Mevlüt Çavuşoğlu has served as Minister of Foreign Affairs of Turkey since 24 November 2015. He previously served in the same position from August 2014 to August 2015. He is a member of the Grand National Assembly of Turkey, where he represents Antalya Province.
Turkey’s determination to develop its strategic autonomy in foreign and security policy has increased since the inception of the AK Party rule in 2002. While Turkey pursued a pro-western/pro-European foreign policy orientation during the first decade of the twenty first century, it has gradually shifted to a more multi-directional and multi-dimensional foreign policy stance as the dynamics of international politics have turned out to become more complicated and multifaceted over the last decade.
In 1945, having survived the war without having to fight and avoiding invasion by the German army Turkey found itself pretty lonely after D-Day. The Soviet Union asked for two Turkish provinces and joint control over the straits. AT that 1945 moment, alone in standing against the Soviet threat for nearly a year and a half Ankara made the strategic decision to become an integral part of the American side of the Cold War division. Truman doctrine was announced to protect Greece and Turkey and eventually these two countries joined NATO together in 1952.
On August 11, a Turkish drone strike in north-eastern Iraq killed two Iraqi border guards who were returning from an alleged conflict resolution meeting with representatives of the outlawed Kurdistan Workers’ Party (PKK), which is considered a terrorist organization by Ankara, the US, and the European Union.
Over the last years, Turkey has increased its activism in the Mediterranean, becoming a key and assertive player in regional politics and crises. From the Eastern Mediterranean gas dispute to the Libyan war, Ankara has not hesitated to flex its muscles to safeguard its interests and achieve its goals. Turkey's activism is part of a wider foreign policy, which has become more and more militarized since 2015, aiming at extending its geopolitical influence in the Middle East and its surrounding regions.
After the massive defeat of the Libyan National Army (LNA) at the hands of Operation Burkan Al-Ghadab (Volcano of Rage) - which supports the internationally recognized Government of Accord (GNA) - the new frontline is just west of Sirte, a city 370 km southeast of Tripoli and 350 km southwest of Benghazi, strategically located at the entrance to Libya’s Oil Crescent.
Israel's plan to annex the West Bank plan is viewed with great concern by Turkey along with the rest of the world. However, unlike other countries, Turkey is more sensitive to this issue. The Muslim majority of the Turkish population has heard and has sympathy for the oppressed Palestinian people in the Israeli-Palestinian issue. Turkey has long been following international law with consistent policies, separating Turkey from all the other actors.
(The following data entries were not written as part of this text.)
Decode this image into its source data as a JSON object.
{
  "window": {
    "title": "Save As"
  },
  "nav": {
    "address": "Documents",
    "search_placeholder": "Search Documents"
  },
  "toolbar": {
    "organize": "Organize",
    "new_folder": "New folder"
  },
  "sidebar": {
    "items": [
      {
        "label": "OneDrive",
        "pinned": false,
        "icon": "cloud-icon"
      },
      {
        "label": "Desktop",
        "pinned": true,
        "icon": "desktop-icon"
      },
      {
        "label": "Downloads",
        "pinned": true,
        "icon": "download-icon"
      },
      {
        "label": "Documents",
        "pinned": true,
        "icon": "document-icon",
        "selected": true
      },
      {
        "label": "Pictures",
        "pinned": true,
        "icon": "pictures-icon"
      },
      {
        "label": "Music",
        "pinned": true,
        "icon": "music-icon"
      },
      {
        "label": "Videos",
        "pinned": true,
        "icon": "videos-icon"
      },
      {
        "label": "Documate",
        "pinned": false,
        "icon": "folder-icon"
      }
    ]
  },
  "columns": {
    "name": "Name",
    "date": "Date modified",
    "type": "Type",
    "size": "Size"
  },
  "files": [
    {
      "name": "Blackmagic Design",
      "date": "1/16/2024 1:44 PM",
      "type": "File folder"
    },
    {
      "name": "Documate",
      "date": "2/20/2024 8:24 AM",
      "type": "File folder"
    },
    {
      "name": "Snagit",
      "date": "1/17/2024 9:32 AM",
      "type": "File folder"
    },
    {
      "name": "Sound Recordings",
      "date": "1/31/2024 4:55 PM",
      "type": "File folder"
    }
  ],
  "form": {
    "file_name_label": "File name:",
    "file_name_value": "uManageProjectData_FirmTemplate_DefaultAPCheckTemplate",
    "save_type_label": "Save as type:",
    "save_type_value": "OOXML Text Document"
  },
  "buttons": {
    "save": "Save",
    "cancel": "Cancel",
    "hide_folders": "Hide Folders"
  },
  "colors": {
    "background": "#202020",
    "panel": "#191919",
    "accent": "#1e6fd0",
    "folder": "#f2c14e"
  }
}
“It should be kept in mind that every disaster comes with opportunities”. These words pronounced by president Recep Tayyip Erdogan on the occasion of Europe’s Day reflect well the rationale of Turkey’s foreign policy approach during this pandemic.
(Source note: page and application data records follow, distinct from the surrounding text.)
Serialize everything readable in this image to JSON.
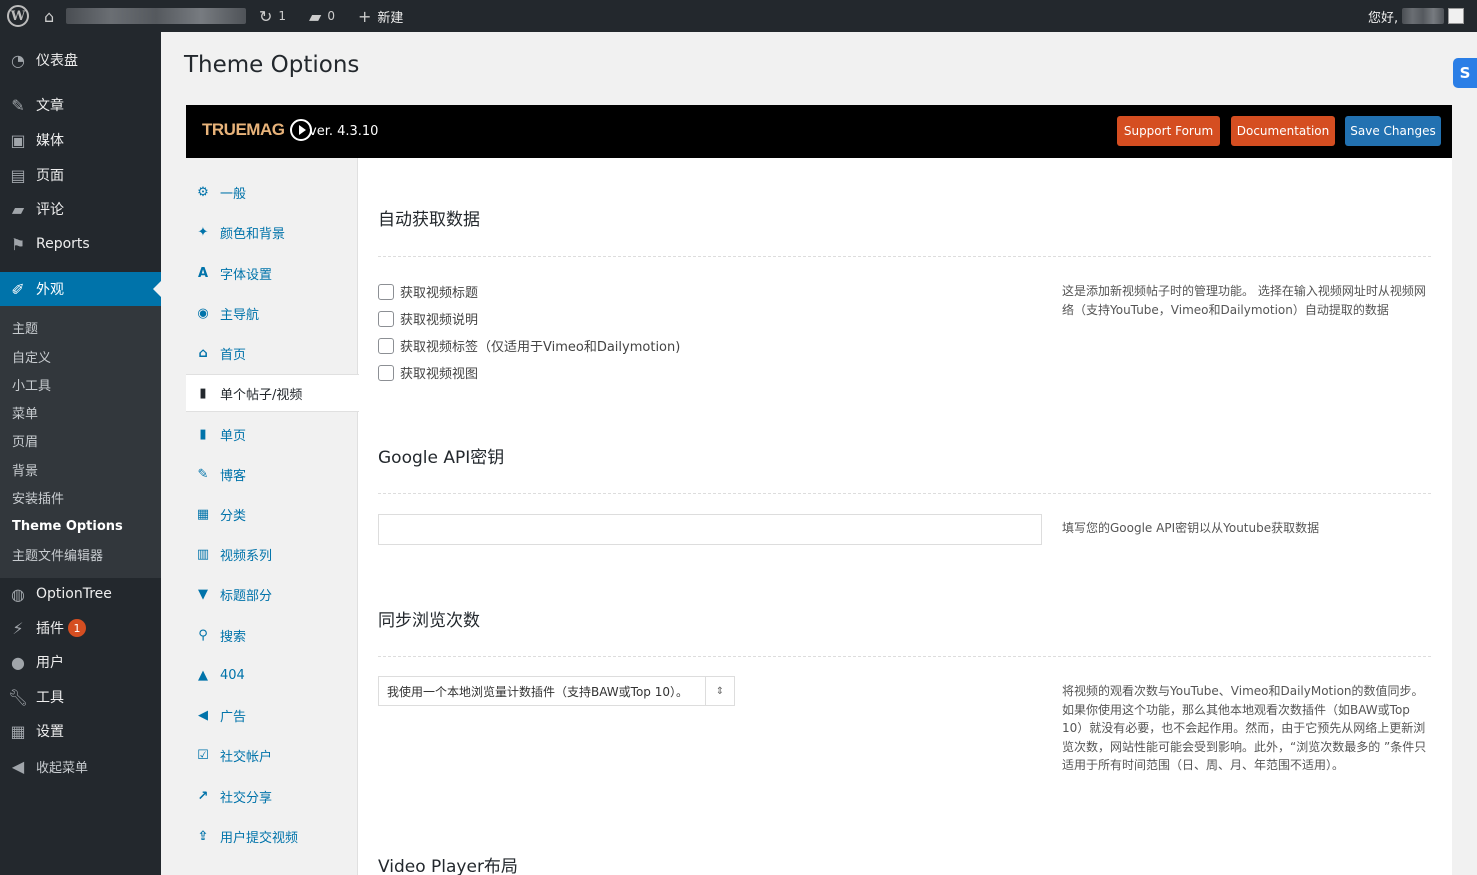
{
  "adminbar": {
    "updates_count": "1",
    "comments_count": "0",
    "new_label": "新建",
    "greeting": "您好,"
  },
  "sidebar": {
    "items": [
      {
        "label": "仪表盘",
        "icon": "dashboard-icon"
      },
      {
        "label": "文章",
        "icon": "pin-icon"
      },
      {
        "label": "媒体",
        "icon": "media-icon"
      },
      {
        "label": "页面",
        "icon": "page-icon"
      },
      {
        "label": "评论",
        "icon": "comment-icon"
      },
      {
        "label": "Reports",
        "icon": "flag-icon"
      },
      {
        "label": "外观",
        "icon": "brush-icon"
      }
    ],
    "submenu": [
      "主题",
      "自定义",
      "小工具",
      "菜单",
      "页眉",
      "背景",
      "安装插件",
      "Theme Options",
      "主题文件编辑器"
    ],
    "lower_items": [
      {
        "label": "OptionTree",
        "icon": "optiontree-icon"
      },
      {
        "label": "插件",
        "icon": "plugin-icon",
        "badge": "1"
      },
      {
        "label": "用户",
        "icon": "user-icon"
      },
      {
        "label": "工具",
        "icon": "wrench-icon"
      },
      {
        "label": "设置",
        "icon": "settings-icon"
      },
      {
        "label": "收起菜单",
        "icon": "collapse-icon"
      }
    ]
  },
  "page": {
    "title": "Theme Options"
  },
  "panel": {
    "logo_text": "TRUEMAG",
    "version": "ver. 4.3.10",
    "buttons": {
      "support": "Support Forum",
      "docs": "Documentation",
      "save": "Save Changes"
    },
    "colors": {
      "support": "#d54e21",
      "docs": "#d54e21",
      "save": "#2271b1"
    }
  },
  "tabs": [
    {
      "label": "一般",
      "icon": "gears-icon"
    },
    {
      "label": "颜色和背景",
      "icon": "magic-icon"
    },
    {
      "label": "字体设置",
      "icon": "font-icon"
    },
    {
      "label": "主导航",
      "icon": "compass-icon"
    },
    {
      "label": "首页",
      "icon": "home-icon"
    },
    {
      "label": "单个帖子/视频",
      "icon": "file-icon"
    },
    {
      "label": "单页",
      "icon": "file-icon"
    },
    {
      "label": "博客",
      "icon": "pencil-icon"
    },
    {
      "label": "分类",
      "icon": "grid-icon"
    },
    {
      "label": "视频系列",
      "icon": "film-icon"
    },
    {
      "label": "标题部分",
      "icon": "bookmark-icon"
    },
    {
      "label": "搜索",
      "icon": "search-icon"
    },
    {
      "label": "404",
      "icon": "warning-icon"
    },
    {
      "label": "广告",
      "icon": "bullhorn-icon"
    },
    {
      "label": "社交帐户",
      "icon": "checkbox-icon"
    },
    {
      "label": "社交分享",
      "icon": "share-icon"
    },
    {
      "label": "用户提交视频",
      "icon": "upload-icon"
    }
  ],
  "sections": {
    "auto_fetch": {
      "title": "自动获取数据",
      "options": [
        "获取视频标题",
        "获取视频说明",
        "获取视频标签（仅适用于Vimeo和Dailymotion)",
        "获取视频视图"
      ],
      "desc": "这是添加新视频帖子时的管理功能。 选择在输入视频网址时从视频网络（支持YouTube，Vimeo和Dailymotion）自动提取的数据"
    },
    "google_api": {
      "title": "Google API密钥",
      "value": "",
      "desc": "填写您的Google API密钥以从Youtube获取数据"
    },
    "sync_views": {
      "title": "同步浏览次数",
      "selected": "我使用一个本地浏览量计数插件（支持BAW或Top 10）。",
      "desc": "将视频的观看次数与YouTube、Vimeo和DailyMotion的数值同步。如果你使用这个功能，那么其他本地观看次数插件（如BAW或Top 10）就没有必要，也不会起作用。然而，由于它预先从网络上更新浏览次数，网站性能可能会受到影响。此外，“浏览次数最多的 ”条件只适用于所有时间范围（日、周、月、年范围不适用）。"
    },
    "video_player": {
      "title": "Video Player布局"
    }
  }
}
The Covid-19 pandemic may change many things in international affairs, but thus far, it has failed to alter the conflict dynamics in Syria. Even more, as the Astana trio’s recent initiatives have illustrated, the main players of the Syrian conflict are vying to deepen their footprints in the country.